Fed balance sheet down for second straight week as currency swaps cut expand
The Federal Reserve’s balance sheet shrank for the second time in two weeks as central banks reduced their use of currency swaps while US banks continued to cut their use of Fed repurchase agreements.
From $7.14 trillion a week earlier, Fed’s balance sheet deflated to $7.13 trillion on June 24 as reflected by the data released by the central bank on Thursday. Fed’s balance sheet size is composed of assets ranging from U.S. Treasury bonds and mortgage-laden securities to loans to banks and state governments.
Aside from the asset figures, the data also reflected that the Fed has yet to extend any credit under its Main Street Lending Program which was specifically schemed to aid small to medium-sized businesses amid the coronavirus crisis.
A week ago, the Fed balance shrank for the first time since February that pointed at large cuts in foreign exchange swaps with other central banks. The same culprit is responsible for the second consecutive decline of the Fed’s assets.

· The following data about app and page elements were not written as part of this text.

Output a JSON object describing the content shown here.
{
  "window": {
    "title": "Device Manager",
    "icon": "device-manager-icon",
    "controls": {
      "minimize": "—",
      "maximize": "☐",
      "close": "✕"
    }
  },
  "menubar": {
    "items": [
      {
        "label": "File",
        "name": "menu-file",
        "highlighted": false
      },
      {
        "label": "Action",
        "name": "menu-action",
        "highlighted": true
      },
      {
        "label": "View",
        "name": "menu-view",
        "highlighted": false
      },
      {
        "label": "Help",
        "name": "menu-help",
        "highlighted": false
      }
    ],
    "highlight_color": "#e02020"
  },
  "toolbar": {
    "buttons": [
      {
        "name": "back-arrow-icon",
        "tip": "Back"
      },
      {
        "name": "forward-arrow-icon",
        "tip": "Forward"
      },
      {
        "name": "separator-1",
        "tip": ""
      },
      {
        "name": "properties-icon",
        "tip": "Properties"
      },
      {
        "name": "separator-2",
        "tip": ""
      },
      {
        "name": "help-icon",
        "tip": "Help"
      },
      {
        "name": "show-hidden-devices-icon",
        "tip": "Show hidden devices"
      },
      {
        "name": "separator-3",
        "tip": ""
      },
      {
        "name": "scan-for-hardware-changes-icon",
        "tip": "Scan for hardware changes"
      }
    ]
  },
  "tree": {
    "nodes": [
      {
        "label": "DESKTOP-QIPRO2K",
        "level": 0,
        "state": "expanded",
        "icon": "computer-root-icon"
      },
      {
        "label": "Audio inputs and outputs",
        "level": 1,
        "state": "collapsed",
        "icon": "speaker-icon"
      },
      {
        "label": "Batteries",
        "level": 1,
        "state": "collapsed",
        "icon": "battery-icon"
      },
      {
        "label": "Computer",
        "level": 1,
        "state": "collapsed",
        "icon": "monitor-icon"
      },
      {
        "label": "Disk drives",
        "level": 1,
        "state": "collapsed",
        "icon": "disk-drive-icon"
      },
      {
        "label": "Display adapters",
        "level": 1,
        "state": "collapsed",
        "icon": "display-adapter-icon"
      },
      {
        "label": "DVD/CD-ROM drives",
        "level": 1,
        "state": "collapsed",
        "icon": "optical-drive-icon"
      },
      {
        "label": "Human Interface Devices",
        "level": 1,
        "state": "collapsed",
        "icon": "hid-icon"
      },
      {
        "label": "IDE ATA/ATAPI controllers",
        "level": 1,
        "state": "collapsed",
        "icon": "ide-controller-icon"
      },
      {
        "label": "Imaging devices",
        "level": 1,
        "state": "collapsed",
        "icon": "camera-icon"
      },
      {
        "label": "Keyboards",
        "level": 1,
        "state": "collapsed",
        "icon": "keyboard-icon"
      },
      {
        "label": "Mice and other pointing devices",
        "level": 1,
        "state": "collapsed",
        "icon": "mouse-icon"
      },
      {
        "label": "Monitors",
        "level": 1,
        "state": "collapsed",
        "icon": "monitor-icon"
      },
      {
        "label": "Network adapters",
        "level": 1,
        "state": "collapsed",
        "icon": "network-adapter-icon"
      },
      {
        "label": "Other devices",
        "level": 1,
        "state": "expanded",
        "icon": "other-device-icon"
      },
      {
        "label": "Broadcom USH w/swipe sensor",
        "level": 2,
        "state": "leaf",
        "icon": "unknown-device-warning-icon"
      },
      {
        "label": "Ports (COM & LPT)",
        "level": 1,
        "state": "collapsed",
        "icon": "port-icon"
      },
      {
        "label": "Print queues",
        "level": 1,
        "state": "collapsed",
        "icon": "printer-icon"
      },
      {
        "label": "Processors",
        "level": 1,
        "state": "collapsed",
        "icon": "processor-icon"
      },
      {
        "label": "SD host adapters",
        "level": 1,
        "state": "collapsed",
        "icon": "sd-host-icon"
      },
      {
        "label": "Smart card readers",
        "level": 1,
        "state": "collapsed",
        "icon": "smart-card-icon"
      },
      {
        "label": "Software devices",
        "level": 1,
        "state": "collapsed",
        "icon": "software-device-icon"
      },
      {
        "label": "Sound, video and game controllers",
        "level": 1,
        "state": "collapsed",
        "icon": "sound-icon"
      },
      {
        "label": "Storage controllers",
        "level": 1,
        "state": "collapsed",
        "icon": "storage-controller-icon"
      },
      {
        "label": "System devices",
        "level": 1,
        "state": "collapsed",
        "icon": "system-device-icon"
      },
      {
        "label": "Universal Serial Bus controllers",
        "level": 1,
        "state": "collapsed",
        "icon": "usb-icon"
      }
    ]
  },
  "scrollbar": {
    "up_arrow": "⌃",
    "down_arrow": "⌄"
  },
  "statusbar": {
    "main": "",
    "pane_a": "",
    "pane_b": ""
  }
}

More so, the balance outstanding was seen falling at its lowest level since March 25 at under $275 billion from $352.4 billion in the previous week.